Print every line below exactly as written, but leave the pictures behind.

- **Supplied data**
# # # # # # #
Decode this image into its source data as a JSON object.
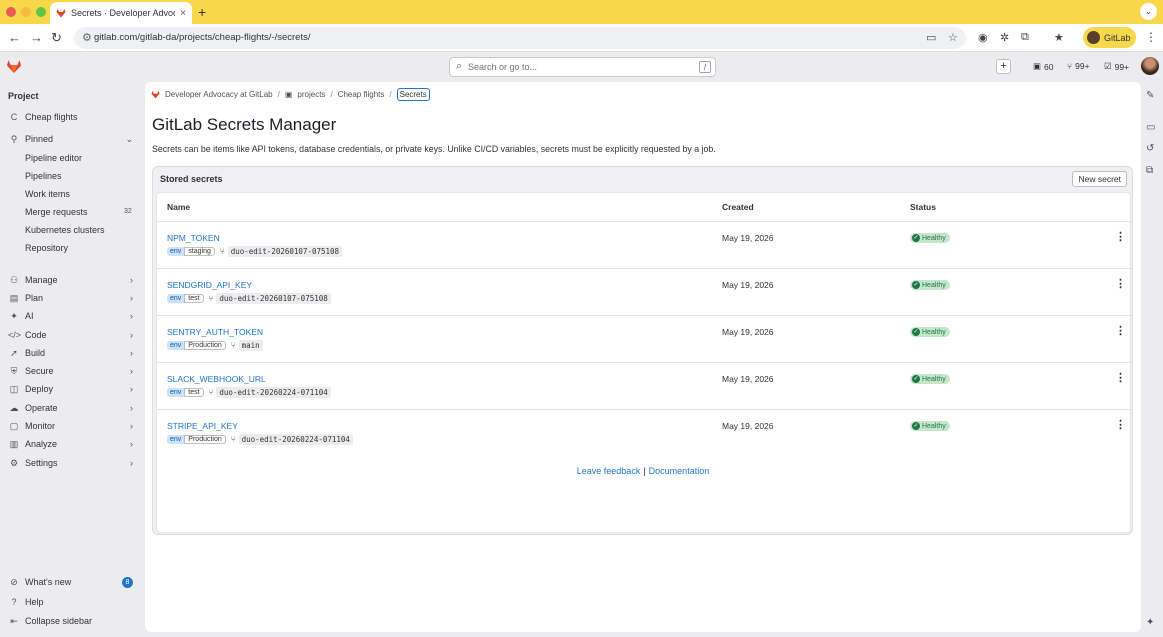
{
  "browser": {
    "tab_title": "Secrets · Developer Advocacy",
    "tab_close": "×",
    "new_tab": "+",
    "url": "gitlab.com/gitlab-da/projects/cheap-flights/-/secrets/",
    "profile_label": "GitLab"
  },
  "topbar": {
    "search_placeholder": "Search or go to...",
    "search_shortcut": "/",
    "issues_count": "60",
    "mr_count": "99+",
    "todo_count": "99+"
  },
  "sidebar": {
    "heading": "Project",
    "project_name": "Cheap flights",
    "pinned_label": "Pinned",
    "pinned_items": [
      {
        "label": "Pipeline editor"
      },
      {
        "label": "Pipelines"
      },
      {
        "label": "Work items"
      },
      {
        "label": "Merge requests",
        "count": "32"
      },
      {
        "label": "Kubernetes clusters"
      },
      {
        "label": "Repository"
      }
    ],
    "groups": [
      {
        "label": "Manage"
      },
      {
        "label": "Plan"
      },
      {
        "label": "AI"
      },
      {
        "label": "Code"
      },
      {
        "label": "Build"
      },
      {
        "label": "Secure"
      },
      {
        "label": "Deploy"
      },
      {
        "label": "Operate"
      },
      {
        "label": "Monitor"
      },
      {
        "label": "Analyze"
      },
      {
        "label": "Settings"
      }
    ],
    "whats_new": "What's new",
    "whats_new_count": "8",
    "help": "Help",
    "collapse": "Collapse sidebar"
  },
  "breadcrumb": {
    "items": [
      "Developer Advocacy at GitLab",
      "projects",
      "Cheap flights"
    ],
    "current": "Secrets"
  },
  "page": {
    "title": "GitLab Secrets Manager",
    "description": "Secrets can be items like API tokens, database credentials, or private keys. Unlike CI/CD variables, secrets must be explicitly requested by a job."
  },
  "secrets": {
    "card_title": "Stored secrets",
    "new_button": "New secret",
    "columns": {
      "name": "Name",
      "created": "Created",
      "status": "Status"
    },
    "env_label": "env",
    "rows": [
      {
        "name": "NPM_TOKEN",
        "env": "staging",
        "branch": "duo-edit-20260107-075108",
        "created": "May 19, 2026",
        "status": "Healthy"
      },
      {
        "name": "SENDGRID_API_KEY",
        "env": "test",
        "branch": "duo-edit-20260107-075108",
        "created": "May 19, 2026",
        "status": "Healthy"
      },
      {
        "name": "SENTRY_AUTH_TOKEN",
        "env": "Production",
        "branch": "main",
        "created": "May 19, 2026",
        "status": "Healthy"
      },
      {
        "name": "SLACK_WEBHOOK_URL",
        "env": "test",
        "branch": "duo-edit-20260224-071104",
        "created": "May 19, 2026",
        "status": "Healthy"
      },
      {
        "name": "STRIPE_API_KEY",
        "env": "Production",
        "branch": "duo-edit-20260224-071104",
        "created": "May 19, 2026",
        "status": "Healthy"
      }
    ]
  },
  "footer": {
    "feedback": "Leave feedback",
    "separator": "|",
    "docs": "Documentation"
  },
  "colors": {
    "browser_tabbar": "#f7d84a",
    "link": "#1f75cb",
    "healthy_bg": "#c3e6cd",
    "healthy_text": "#217645",
    "gitlab_orange": "#e24329"
  }
}
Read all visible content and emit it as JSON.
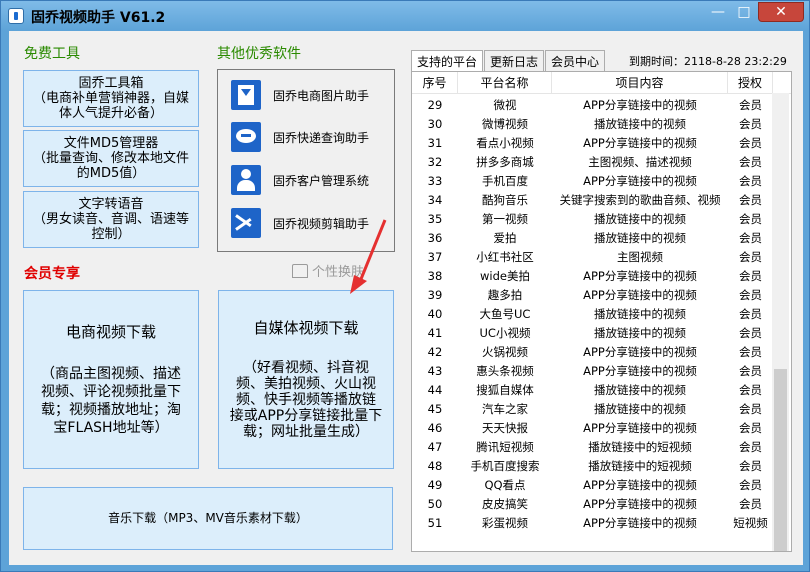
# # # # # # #
- **Written response**
Decode this image into its source data as a JSON object.
{
  "browser": {
    "tab_title": "Secrets · Developer Advocacy",
    "tab_close": "×",
    "new_tab": "+",
    "url": "gitlab.com/gitlab-da/projects/cheap-flights/-/secrets/",
    "profile_label": "GitLab"
  },
  "topbar": {
    "search_placeholder": "Search or go to...",
    "search_shortcut": "/",
    "issues_count": "60",
    "mr_count": "99+",
    "todo_count": "99+"
  },
  "sidebar": {
    "heading": "Project",
    "project_name": "Cheap flights",
    "pinned_label": "Pinned",
    "pinned_items": [
      {
        "label": "Pipeline editor"
      },
      {
        "label": "Pipelines"
      },
      {
        "label": "Work items"
      },
      {
        "label": "Merge requests",
        "count": "32"
      },
      {
        "label": "Kubernetes clusters"
      },
      {
        "label": "Repository"
      }
    ],
    "groups": [
      {
        "label": "Manage"
      },
      {
        "label": "Plan"
      },
      {
        "label": "AI"
      },
      {
        "label": "Code"
      },
      {
        "label": "Build"
      },
      {
        "label": "Secure"
      },
      {
        "label": "Deploy"
      },
      {
        "label": "Operate"
      },
      {
        "label": "Monitor"
      },
      {
        "label": "Analyze"
      },
      {
        "label": "Settings"
      }
    ],
    "whats_new": "What's new",
    "whats_new_count": "8",
    "help": "Help",
    "collapse": "Collapse sidebar"
  },
  "breadcrumb": {
    "items": [
      "Developer Advocacy at GitLab",
      "projects",
      "Cheap flights"
    ],
    "current": "Secrets"
  },
  "page": {
    "title": "GitLab Secrets Manager",
    "description": "Secrets can be items like API tokens, database credentials, or private keys. Unlike CI/CD variables, secrets must be explicitly requested by a job."
  },
  "secrets": {
    "card_title": "Stored secrets",
    "new_button": "New secret",
    "columns": {
      "name": "Name",
      "created": "Created",
      "status": "Status"
    },
    "env_label": "env",
    "rows": [
      {
        "name": "NPM_TOKEN",
        "env": "staging",
        "branch": "duo-edit-20260107-075108",
        "created": "May 19, 2026",
        "status": "Healthy"
      },
      {
        "name": "SENDGRID_API_KEY",
        "env": "test",
        "branch": "duo-edit-20260107-075108",
        "created": "May 19, 2026",
        "status": "Healthy"
      },
      {
        "name": "SENTRY_AUTH_TOKEN",
        "env": "Production",
        "branch": "main",
        "created": "May 19, 2026",
        "status": "Healthy"
      },
      {
        "name": "SLACK_WEBHOOK_URL",
        "env": "test",
        "branch": "duo-edit-20260224-071104",
        "created": "May 19, 2026",
        "status": "Healthy"
      },
      {
        "name": "STRIPE_API_KEY",
        "env": "Production",
        "branch": "duo-edit-20260224-071104",
        "created": "May 19, 2026",
        "status": "Healthy"
      }
    ]
  },
  "footer": {
    "feedback": "Leave feedback",
    "separator": "|",
    "docs": "Documentation"
  },
  "colors": {
    "browser_tabbar": "#f7d84a",
    "link": "#1f75cb",
    "healthy_bg": "#c3e6cd",
    "healthy_text": "#217645",
    "gitlab_orange": "#e24329"
  }
}
Read all visible content and emit it as JSON.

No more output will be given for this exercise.